- _DATA EXTRACT_
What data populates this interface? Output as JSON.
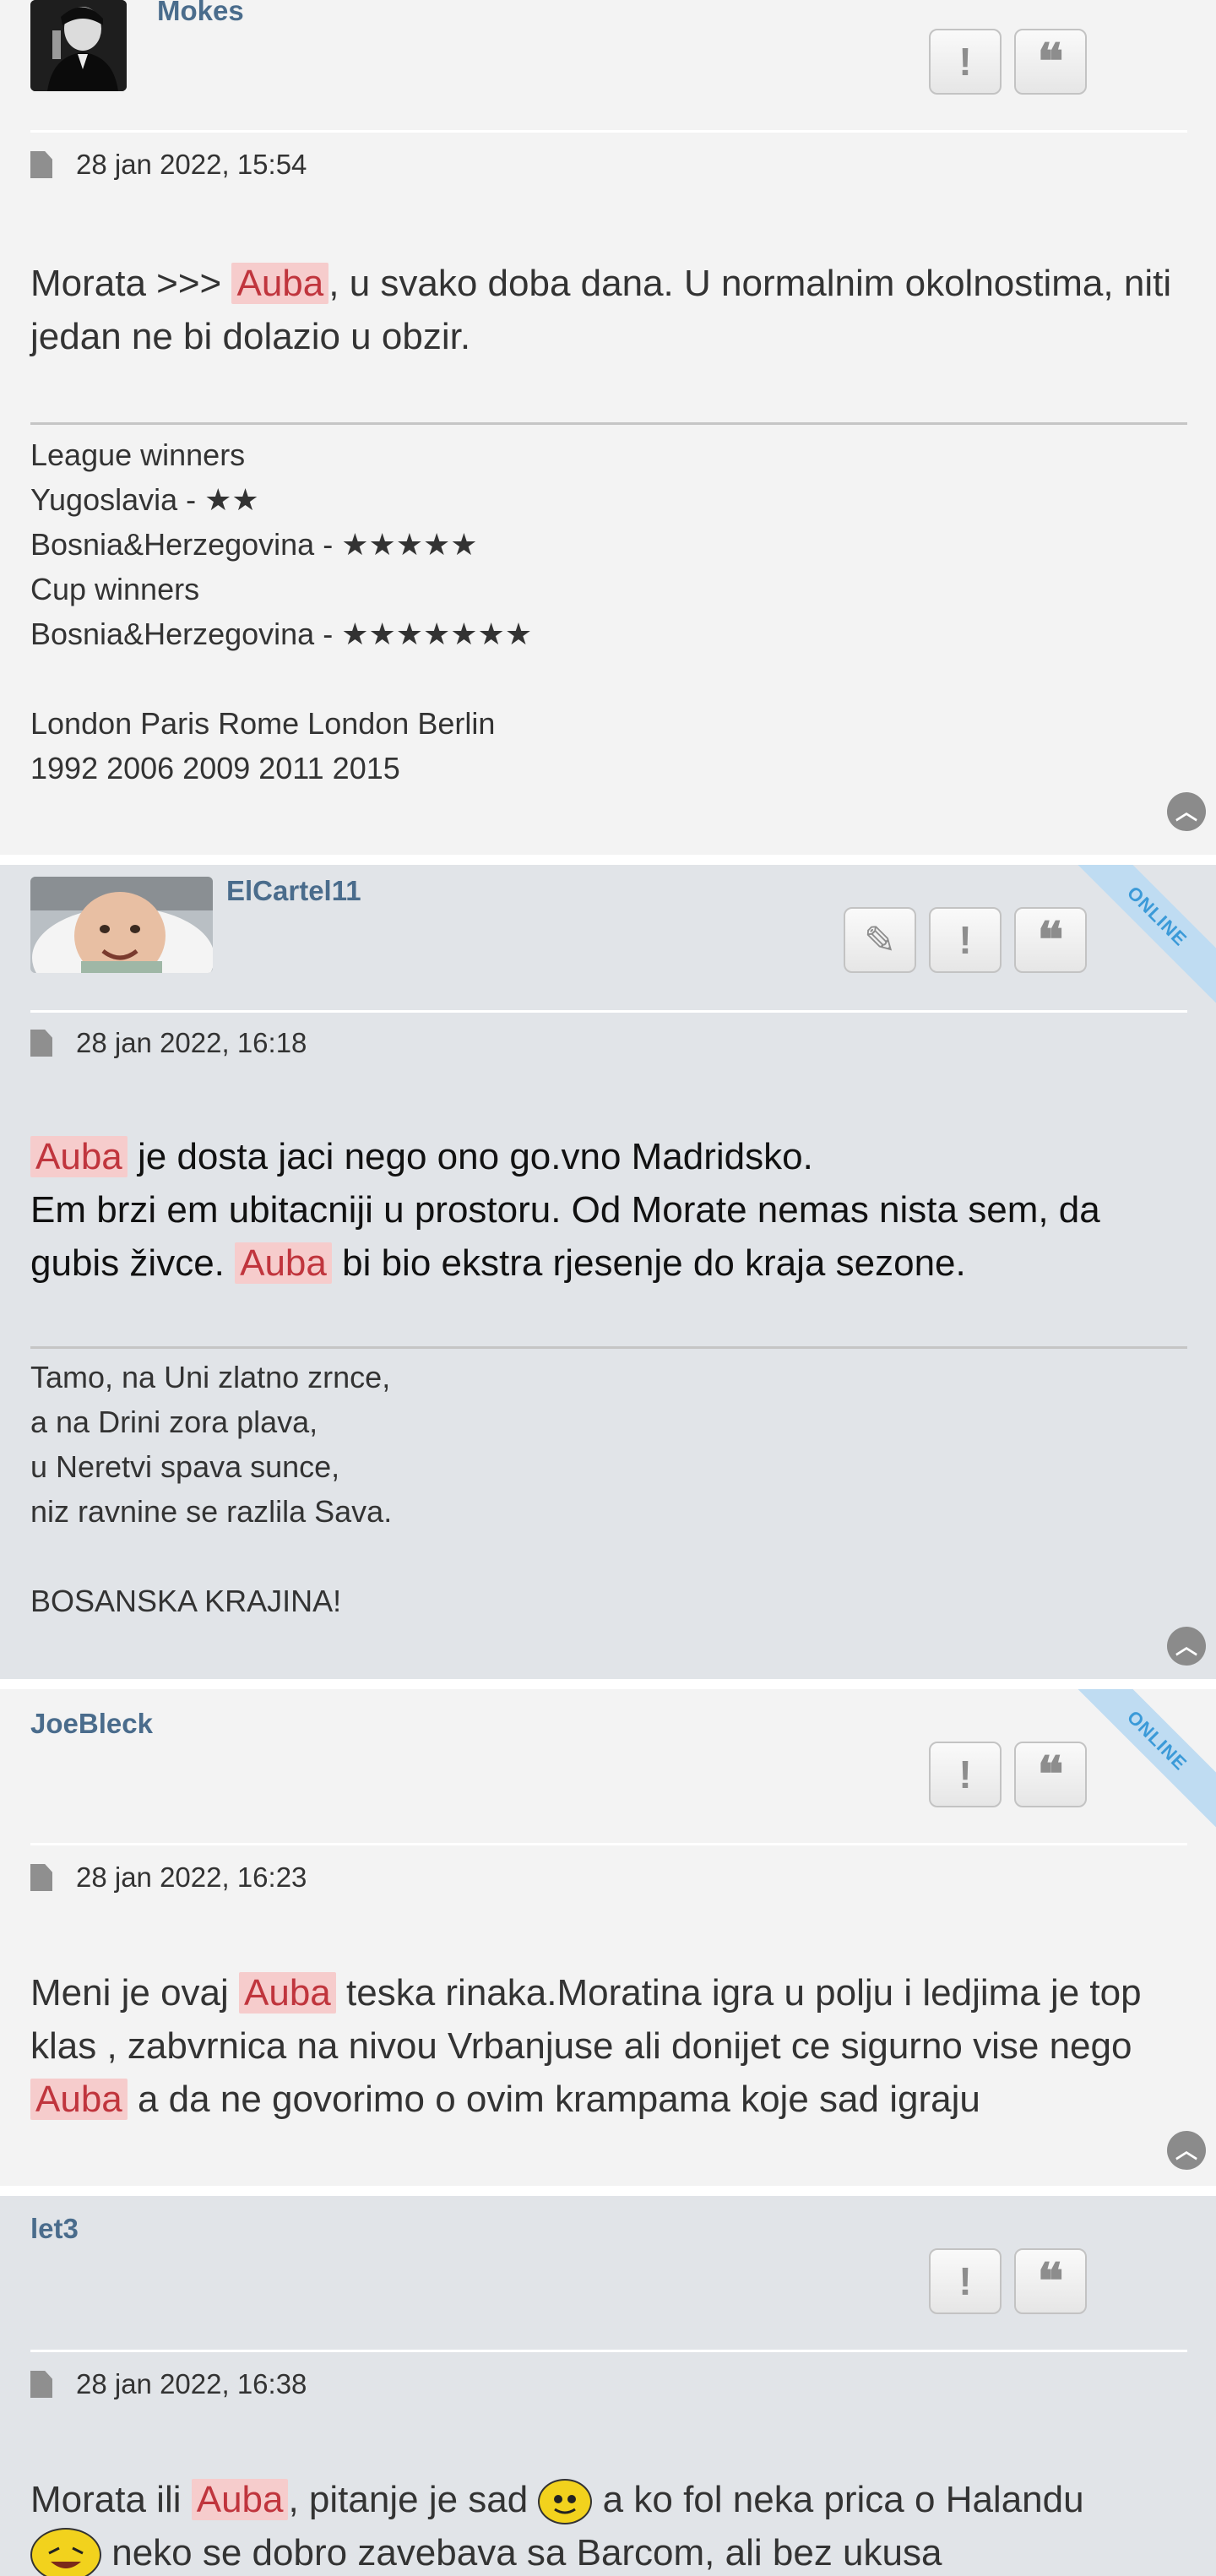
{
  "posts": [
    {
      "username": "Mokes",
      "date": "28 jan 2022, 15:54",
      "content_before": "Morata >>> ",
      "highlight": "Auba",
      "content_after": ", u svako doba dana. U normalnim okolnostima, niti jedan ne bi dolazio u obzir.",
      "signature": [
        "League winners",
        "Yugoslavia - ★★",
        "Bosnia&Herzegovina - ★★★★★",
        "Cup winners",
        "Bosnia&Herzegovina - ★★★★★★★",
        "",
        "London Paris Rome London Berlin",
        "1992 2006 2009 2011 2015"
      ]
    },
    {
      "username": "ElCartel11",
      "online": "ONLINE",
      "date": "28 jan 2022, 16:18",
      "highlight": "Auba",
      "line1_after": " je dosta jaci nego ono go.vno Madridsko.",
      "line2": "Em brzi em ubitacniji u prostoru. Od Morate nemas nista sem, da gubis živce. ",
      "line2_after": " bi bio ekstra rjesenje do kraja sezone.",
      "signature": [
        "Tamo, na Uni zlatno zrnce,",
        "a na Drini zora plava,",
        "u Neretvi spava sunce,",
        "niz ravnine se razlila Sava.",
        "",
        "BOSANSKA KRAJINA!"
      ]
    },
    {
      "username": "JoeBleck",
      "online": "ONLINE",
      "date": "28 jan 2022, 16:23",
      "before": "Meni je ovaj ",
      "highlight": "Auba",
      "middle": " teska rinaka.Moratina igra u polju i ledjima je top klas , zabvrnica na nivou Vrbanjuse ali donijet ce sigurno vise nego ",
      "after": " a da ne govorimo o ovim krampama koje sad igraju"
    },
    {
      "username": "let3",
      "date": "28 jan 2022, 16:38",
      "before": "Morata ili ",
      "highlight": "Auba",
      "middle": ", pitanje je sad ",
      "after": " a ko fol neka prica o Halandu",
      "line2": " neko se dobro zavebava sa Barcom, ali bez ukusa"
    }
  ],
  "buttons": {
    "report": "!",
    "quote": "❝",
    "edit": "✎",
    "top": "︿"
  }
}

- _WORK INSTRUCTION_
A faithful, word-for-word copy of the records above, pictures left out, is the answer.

- _TASK ANSWER_
What data populates this interface? Output as JSON.
{
  "posts": [
    {
      "username": "Mokes",
      "date": "28 jan 2022, 15:54",
      "content_before": "Morata >>> ",
      "highlight": "Auba",
      "content_after": ", u svako doba dana. U normalnim okolnostima, niti jedan ne bi dolazio u obzir.",
      "signature": [
        "League winners",
        "Yugoslavia - ★★",
        "Bosnia&Herzegovina - ★★★★★",
        "Cup winners",
        "Bosnia&Herzegovina - ★★★★★★★",
        "",
        "London Paris Rome London Berlin",
        "1992 2006 2009 2011 2015"
      ]
    },
    {
      "username": "ElCartel11",
      "online": "ONLINE",
      "date": "28 jan 2022, 16:18",
      "highlight": "Auba",
      "line1_after": " je dosta jaci nego ono go.vno Madridsko.",
      "line2": "Em brzi em ubitacniji u prostoru. Od Morate nemas nista sem, da gubis živce. ",
      "line2_after": " bi bio ekstra rjesenje do kraja sezone.",
      "signature": [
        "Tamo, na Uni zlatno zrnce,",
        "a na Drini zora plava,",
        "u Neretvi spava sunce,",
        "niz ravnine se razlila Sava.",
        "",
        "BOSANSKA KRAJINA!"
      ]
    },
    {
      "username": "JoeBleck",
      "online": "ONLINE",
      "date": "28 jan 2022, 16:23",
      "before": "Meni je ovaj ",
      "highlight": "Auba",
      "middle": " teska rinaka.Moratina igra u polju i ledjima je top klas , zabvrnica na nivou Vrbanjuse ali donijet ce sigurno vise nego ",
      "after": " a da ne govorimo o ovim krampama koje sad igraju"
    },
    {
      "username": "let3",
      "date": "28 jan 2022, 16:38",
      "before": "Morata ili ",
      "highlight": "Auba",
      "middle": ", pitanje je sad ",
      "after": " a ko fol neka prica o Halandu",
      "line2": " neko se dobro zavebava sa Barcom, ali bez ukusa"
    }
  ],
  "buttons": {
    "report": "!",
    "quote": "❝",
    "edit": "✎",
    "top": "︿"
  }
}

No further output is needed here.